An average Casino Dealer makes over $50,000 their first year based on a 40 hour work week. Casinos that allow Dealers to keep their own tips have been reported to make over $100,000 per year. [sic]
That may be a biased source, since they are selling training. Here are some of the factors that determine how much you make:
- The type of casino you work for
- Whether you keep your own tips
- The particular position you get
- How well you treat the customers
Since the bulk of your pay comes from tips, a busy casino means better paychecks. Most casinos make dealers pool their tips, divide the total collected by all labor hours for the pay period, and then add the resulting hourly "tip rate" amount to an employee's base rate. That's fair for reasons that will become clear, and you can do well if you work with good people and the casino isn't overstaffed -- when there are dealers standing at empty tables, it drags down that tip rate.
Some casinos let dealers keep their own tips; you can learn about these on a casino employee forum.

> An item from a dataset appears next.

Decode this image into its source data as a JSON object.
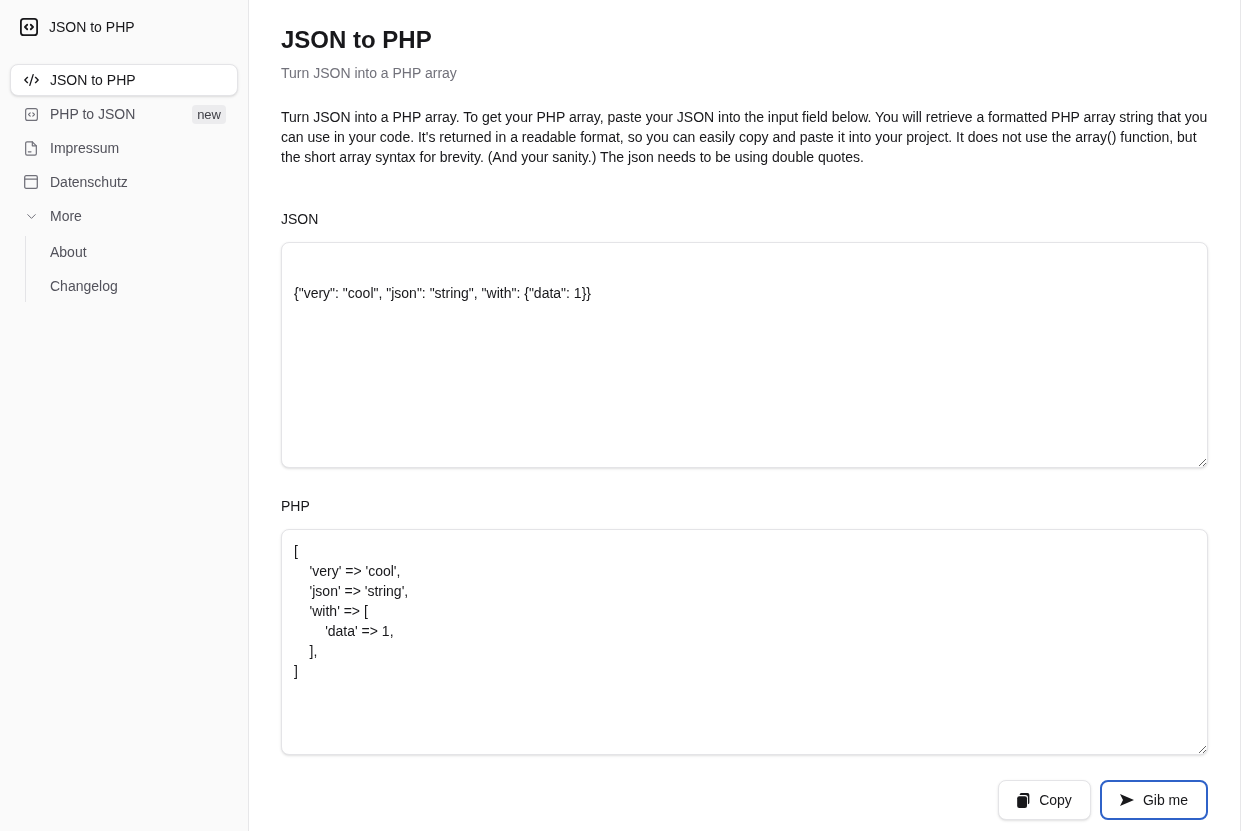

This policy sounds good, but your paychecks will go up and down dramatically from week to week. I once made thousands of dollars in tips in a single shift dealing high-stakes blackjack -- I wish I could have kept that for myself! But I also once made just $2 in tips working the "money wheel" -- that day, I was glad we were splitting tips.
Clearly, if you keep your own tips, it matters where you're assigned. You'll almost always collect bigger tips at a $500 blackjack table than at one with a $25 maximum bet. And the empty table in the corner? Just imagine the arguments about who gets which assignment when every dealer knows one table will likely produce $10 in tips for the night and another $500. You can see why most casinos now have a tip-sharing policy.
Of course, in any tipped position, how you treat customers is crucial, so be good to them! But no matter how good you are, their luck will affect their tipping habits: gamblers tend not to tip as much when they lose, but if they win, they tip more, and even get superstitious. I loved to see players putting out a tip on every hand when winning, believing that if they stopped, it would jinx their "lucky streaks."
You might also earn more through advancement opportunities. Many of the people I worked with have become supervisors or "pit bosses," and most of them didn't have a college degree. Government statistics show that the average wage for gaming supervisors is $48,940 per year. But depending on how good your tips are as a dealer, that promotion could mean a pay cut.
I was trained onsite for two weeks before starting, for free. It's becoming rare for casinos to provide training, although it still happens occasionally. For example, facing a shortage of dealers a couple years ago, the Horseshoe Casino in Cleveland trained dealers. But most of the time, you'll have to pay for training before getting hired.
The cost and time to complete training varies from school to school. The Table Games Course at The Casino Institute runs $2,000 and takes about 12 to 14 weeks. At Nick Kallos' Casino Gaming School, you can learn to deal blackjack with 80 hours of instruction and it costs just $299 for the four-week course. Of course, the biggest cost might be getting to the school, so check a list of gaming schools to find those within commuting distance.
How to Get Casino Dealer Jobs
All of the schools offer job placement help, but none can promise you employment. And even with that certificate saying you have what it takes, you'll still have to prepare for your casino job audition.
Unless you already have a strong preference as to which games you want to deal, start with blackjack training. In the casino where I worked, there were two roulette tables, two craps tables and twenty-four blackjack tables. That's where the jobs are. Once you've shown yourself to be a good blackjack dealer, your casino might train you in other games as well.
Here are some of the places where you can find posted casino job openings:
Small casinos often advertise locally as well, so you might try local newspaper classified ads or Google "blackjack dealer position" plus the name of your state or city. Of course, if you paid good money for training, ask for job placement help.
Your Turn: Would you consider dealing blackjack, roulette, poker or craps in a casino?